I started an family tree for the "Lemon Family", naming it Wiki Lemon Family to keep it separate from all my other trees.  First I worked on John M McCord, Margaret's husband.  I found his family and I added the children of John and Margaret, discovering that they had named their son as detailed above.  That was an interesting name and I was sure it was significant, but then again, people name their children strange things all the time, so I could have been wrong.

I found the spouses and children of McCamey and Carolina Brite McCord, John and Margaret's surviving daughter.  Carolina married a man named Amos Philmore Whitley and supposedly committed suicide by blowing a hole in the center of her chest with a shotgun.  Um, what?  How on earth does one do that to oneself??  Haven't found anything other than the death certificate on that one.

Then I started on John "Lemon", Margaret's father.  I thought I'd found him (and I actually HAD) in Union County, but it didn't seem to add up, so I abandoned him, thinking that a Margaret Lemmond I had found living with another male Lemmond in the family of a couple named...oh, I forget now, but they were much older and had different names than this Margaret and the male Lemmond.  I worked on that theory for awhile until I started finding death records for other Lemmond children with the parent's names given as John Q Lemmond and Harriet Means.  That's when everything started to break for me.

I found Harriet and John Q in the census records.  Everything added up except they had a daughter, Catherine, born in 1847.  Harriet and John didn't marry until 1852.  I eventually found this Catherine living with Harriet, John W, Margaret M, and John M W Means in Cabarrus County in 1850.  On all records for this Catherine, whose name ended up being Sarah Ann Catherine Lemmond, her father is given as John Q Lemmond, but I think she was born illegitimately to Harriet before John Q entered the picture.

In the 1850 census, Margaret M Means is listed as "insane".  She's also listed that way in 1860.  I have been unable to find this family in census records after 1860, but that's because Margaret died, leaving a LOT of land and property which became the subject of a dispute between the heirs.  From the records, it looks as if Harriet is not the only one who married a Lemmond.  She had a sister, Mary, who married M. M. Lemmond, who I found when I thought I'd found the breadcrumb trail of Margaret McCord.  John Q and M. M. are brothers.
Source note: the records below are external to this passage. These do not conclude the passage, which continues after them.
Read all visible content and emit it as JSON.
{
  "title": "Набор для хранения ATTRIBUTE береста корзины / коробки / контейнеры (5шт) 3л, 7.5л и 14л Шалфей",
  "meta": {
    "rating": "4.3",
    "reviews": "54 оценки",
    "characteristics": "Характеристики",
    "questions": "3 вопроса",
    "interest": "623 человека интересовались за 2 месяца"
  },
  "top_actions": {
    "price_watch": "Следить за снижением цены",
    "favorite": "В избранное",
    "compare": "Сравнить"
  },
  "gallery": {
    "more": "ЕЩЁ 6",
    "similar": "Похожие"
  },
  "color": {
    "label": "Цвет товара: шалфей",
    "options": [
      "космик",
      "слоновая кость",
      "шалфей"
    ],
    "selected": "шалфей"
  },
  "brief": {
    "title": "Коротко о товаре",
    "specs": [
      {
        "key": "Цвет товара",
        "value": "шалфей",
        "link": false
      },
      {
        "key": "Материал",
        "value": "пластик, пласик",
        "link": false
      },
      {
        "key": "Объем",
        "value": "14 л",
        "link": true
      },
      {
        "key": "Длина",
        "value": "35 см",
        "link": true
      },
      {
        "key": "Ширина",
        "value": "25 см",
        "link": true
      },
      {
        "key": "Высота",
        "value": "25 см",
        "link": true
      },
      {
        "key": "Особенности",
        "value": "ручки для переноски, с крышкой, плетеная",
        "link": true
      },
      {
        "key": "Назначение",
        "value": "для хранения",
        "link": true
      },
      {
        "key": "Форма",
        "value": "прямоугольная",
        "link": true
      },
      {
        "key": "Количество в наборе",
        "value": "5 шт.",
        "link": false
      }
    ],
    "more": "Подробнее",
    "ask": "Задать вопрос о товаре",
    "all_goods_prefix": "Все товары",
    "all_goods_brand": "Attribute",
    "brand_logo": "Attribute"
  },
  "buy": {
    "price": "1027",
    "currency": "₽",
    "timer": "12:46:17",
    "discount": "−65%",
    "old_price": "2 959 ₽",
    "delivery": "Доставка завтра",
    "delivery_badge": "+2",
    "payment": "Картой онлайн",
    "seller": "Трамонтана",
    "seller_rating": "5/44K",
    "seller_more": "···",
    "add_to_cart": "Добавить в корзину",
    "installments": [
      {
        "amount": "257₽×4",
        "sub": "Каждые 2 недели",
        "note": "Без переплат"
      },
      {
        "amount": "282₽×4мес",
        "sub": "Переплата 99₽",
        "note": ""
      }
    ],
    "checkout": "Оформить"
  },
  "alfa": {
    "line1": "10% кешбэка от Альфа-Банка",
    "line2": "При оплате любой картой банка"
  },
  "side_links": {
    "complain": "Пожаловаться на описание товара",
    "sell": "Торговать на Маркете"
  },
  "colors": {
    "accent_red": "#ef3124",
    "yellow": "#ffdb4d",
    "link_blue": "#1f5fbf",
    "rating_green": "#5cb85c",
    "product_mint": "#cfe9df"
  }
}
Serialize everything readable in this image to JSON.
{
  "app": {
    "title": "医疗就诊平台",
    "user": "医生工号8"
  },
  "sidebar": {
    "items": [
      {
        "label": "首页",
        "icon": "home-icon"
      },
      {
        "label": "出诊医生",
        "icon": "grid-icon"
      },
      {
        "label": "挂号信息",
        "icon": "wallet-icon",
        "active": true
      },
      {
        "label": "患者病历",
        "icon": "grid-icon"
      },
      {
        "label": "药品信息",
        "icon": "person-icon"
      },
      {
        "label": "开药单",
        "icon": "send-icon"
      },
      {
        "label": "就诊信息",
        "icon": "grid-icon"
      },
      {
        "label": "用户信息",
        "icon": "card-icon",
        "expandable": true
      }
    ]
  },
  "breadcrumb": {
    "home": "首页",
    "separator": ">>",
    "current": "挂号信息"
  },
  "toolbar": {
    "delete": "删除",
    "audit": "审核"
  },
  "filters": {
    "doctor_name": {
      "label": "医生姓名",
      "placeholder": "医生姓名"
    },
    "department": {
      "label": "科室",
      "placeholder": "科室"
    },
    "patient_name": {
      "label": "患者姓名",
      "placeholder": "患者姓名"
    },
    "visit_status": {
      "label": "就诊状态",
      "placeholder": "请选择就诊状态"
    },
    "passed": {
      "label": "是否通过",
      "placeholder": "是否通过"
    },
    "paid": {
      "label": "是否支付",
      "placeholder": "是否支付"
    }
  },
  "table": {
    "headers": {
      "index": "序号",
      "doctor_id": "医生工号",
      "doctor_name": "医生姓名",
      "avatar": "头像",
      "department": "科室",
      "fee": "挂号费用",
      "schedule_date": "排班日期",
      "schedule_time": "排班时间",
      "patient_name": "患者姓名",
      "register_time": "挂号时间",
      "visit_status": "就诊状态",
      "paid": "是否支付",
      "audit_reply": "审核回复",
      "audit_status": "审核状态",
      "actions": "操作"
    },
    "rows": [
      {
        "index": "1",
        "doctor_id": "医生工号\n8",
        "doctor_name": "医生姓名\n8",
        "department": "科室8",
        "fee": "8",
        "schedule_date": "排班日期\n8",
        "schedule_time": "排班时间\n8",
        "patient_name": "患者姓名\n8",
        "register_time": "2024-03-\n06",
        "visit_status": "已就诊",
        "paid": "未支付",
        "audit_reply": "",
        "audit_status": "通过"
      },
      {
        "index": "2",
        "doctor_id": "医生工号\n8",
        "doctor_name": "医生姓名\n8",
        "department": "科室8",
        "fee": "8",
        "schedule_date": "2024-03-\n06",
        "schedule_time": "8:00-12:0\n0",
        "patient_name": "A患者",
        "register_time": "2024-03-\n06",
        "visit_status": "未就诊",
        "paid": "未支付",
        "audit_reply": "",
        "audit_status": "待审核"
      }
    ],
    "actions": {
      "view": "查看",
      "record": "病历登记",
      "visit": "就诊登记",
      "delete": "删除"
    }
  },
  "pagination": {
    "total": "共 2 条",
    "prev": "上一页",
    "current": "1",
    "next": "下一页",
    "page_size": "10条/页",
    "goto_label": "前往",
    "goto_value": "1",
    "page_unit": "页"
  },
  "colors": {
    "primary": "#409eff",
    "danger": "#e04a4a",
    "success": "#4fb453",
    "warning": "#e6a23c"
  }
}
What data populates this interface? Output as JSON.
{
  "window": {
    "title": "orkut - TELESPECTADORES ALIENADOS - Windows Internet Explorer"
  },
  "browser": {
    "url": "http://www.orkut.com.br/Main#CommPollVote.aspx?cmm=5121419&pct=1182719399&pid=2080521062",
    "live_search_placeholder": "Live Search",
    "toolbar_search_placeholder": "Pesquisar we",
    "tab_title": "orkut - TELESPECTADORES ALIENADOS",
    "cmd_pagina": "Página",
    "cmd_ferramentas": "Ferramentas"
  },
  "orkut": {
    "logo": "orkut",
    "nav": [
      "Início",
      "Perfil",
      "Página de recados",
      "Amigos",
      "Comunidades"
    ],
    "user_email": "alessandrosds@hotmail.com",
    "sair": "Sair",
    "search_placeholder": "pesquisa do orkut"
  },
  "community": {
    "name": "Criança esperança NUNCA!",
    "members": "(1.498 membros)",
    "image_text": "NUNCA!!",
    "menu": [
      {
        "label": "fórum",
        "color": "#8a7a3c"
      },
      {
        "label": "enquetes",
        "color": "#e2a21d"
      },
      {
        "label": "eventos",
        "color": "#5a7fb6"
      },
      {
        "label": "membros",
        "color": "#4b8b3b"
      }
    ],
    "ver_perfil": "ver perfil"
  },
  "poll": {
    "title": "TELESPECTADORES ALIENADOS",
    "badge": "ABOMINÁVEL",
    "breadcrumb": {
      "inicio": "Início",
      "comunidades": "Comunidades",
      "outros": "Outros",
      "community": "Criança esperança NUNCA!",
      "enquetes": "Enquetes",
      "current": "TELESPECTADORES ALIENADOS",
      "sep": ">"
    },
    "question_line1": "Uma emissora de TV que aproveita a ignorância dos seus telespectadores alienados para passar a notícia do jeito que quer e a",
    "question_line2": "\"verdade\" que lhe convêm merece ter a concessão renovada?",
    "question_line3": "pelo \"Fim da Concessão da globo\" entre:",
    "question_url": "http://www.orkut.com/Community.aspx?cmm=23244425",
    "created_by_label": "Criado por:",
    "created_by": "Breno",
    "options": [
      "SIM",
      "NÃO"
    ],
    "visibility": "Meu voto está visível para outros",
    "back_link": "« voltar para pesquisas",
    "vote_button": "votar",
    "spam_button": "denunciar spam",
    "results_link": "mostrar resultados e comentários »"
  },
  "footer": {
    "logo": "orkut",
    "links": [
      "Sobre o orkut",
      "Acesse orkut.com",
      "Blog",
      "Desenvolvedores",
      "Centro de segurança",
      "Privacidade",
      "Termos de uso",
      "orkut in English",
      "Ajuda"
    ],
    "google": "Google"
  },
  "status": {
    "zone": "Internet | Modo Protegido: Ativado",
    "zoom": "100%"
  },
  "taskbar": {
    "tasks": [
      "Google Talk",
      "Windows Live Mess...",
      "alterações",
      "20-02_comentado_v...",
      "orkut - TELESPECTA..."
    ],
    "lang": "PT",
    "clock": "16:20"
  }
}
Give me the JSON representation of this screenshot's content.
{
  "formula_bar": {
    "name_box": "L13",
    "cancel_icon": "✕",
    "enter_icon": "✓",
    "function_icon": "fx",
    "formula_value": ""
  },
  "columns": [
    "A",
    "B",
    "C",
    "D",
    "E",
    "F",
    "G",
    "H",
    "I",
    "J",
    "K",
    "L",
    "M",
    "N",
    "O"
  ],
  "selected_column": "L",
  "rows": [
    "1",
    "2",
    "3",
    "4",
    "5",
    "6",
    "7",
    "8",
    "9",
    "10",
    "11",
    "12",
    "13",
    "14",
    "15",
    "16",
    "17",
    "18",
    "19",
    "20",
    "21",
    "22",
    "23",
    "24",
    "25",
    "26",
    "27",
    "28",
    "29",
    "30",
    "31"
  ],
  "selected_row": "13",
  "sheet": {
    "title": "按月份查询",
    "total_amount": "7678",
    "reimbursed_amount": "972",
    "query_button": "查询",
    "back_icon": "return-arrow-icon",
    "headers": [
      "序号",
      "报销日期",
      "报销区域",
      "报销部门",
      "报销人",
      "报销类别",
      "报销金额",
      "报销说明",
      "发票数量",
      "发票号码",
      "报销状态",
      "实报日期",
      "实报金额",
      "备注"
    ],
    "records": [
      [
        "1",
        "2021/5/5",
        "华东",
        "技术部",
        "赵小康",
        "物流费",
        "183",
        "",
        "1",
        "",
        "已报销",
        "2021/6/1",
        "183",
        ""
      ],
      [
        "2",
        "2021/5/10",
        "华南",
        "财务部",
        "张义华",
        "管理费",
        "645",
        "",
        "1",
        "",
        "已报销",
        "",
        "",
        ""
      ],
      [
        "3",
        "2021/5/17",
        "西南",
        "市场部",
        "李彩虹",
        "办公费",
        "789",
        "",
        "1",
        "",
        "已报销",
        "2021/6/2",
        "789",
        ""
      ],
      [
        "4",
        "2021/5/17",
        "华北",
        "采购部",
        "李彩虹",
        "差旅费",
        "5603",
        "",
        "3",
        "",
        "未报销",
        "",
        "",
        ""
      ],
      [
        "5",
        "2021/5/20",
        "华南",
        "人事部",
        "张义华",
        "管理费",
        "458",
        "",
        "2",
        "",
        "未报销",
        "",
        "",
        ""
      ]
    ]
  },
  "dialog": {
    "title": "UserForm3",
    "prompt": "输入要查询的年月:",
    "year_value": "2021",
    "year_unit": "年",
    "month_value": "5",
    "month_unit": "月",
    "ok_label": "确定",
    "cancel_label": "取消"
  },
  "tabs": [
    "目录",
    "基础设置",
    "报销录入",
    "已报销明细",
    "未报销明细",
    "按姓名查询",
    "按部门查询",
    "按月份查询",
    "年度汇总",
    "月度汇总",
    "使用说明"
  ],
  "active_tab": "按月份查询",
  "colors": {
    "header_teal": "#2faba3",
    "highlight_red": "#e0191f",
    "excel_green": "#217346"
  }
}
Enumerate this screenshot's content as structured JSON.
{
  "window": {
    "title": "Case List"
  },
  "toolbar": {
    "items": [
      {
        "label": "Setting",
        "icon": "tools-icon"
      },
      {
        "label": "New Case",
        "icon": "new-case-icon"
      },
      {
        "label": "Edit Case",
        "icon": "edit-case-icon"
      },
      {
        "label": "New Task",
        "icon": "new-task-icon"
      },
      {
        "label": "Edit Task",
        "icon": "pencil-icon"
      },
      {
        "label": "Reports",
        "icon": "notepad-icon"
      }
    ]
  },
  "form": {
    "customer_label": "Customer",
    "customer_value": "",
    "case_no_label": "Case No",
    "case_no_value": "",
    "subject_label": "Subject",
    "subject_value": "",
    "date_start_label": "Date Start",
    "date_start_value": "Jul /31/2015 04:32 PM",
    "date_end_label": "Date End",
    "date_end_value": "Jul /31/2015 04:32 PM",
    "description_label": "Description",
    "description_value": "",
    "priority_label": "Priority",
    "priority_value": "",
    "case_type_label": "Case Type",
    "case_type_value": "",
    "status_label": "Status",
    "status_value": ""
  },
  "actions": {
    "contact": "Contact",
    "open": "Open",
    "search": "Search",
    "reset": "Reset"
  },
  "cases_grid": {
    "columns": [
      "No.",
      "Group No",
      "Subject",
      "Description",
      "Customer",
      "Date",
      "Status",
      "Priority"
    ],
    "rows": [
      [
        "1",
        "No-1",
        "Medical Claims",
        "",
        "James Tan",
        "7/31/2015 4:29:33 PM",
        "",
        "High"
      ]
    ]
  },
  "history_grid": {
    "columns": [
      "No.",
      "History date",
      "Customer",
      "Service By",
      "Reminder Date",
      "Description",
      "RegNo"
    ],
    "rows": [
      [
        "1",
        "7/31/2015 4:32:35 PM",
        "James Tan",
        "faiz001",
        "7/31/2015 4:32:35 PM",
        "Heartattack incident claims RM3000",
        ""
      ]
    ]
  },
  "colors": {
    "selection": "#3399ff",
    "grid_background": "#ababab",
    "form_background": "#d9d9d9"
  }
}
Margaret Means' estate file is 71 pages long and the images are available on  I can't believe I've been lucky enough to find all this information just by adopting a "Lemon" profile.  They may or may not be my Lemmonds, but either way, they've been fascinating to follow.

Thursday, December 5, 2013

Addendum to the Lemmond Tree

After buying a month subscription (Knapper is going to kill me, but it's only 8 bucks a month) to, I have learned that yes, Margaret was the Catherine listed in the 1860 as being born abt 1854, her parents were John Q Lemmond, who died in 1893, and Harriet Means.

The truly funny part is that she is the 3rd great granddaughter of William Marr Lemmond.  I find that coincidence unnerving, to say the least.  I had been on this trail right after I adopted Margaret's profile, but had rejected the information because I didn't have enough information.  I was even emailed a woman on whose site I  had found William Marr Lemmond to tell her of our possible relationship, based on the Marr name, and to ask her about Margaret.  She wasn't able to tell me anything about Margaret and John, but she was very curious about the Marr name in her line and in mine.

Yes, folks, when you get right down to the nitty-gritty, we are all related.  If not by blood, then by marriage.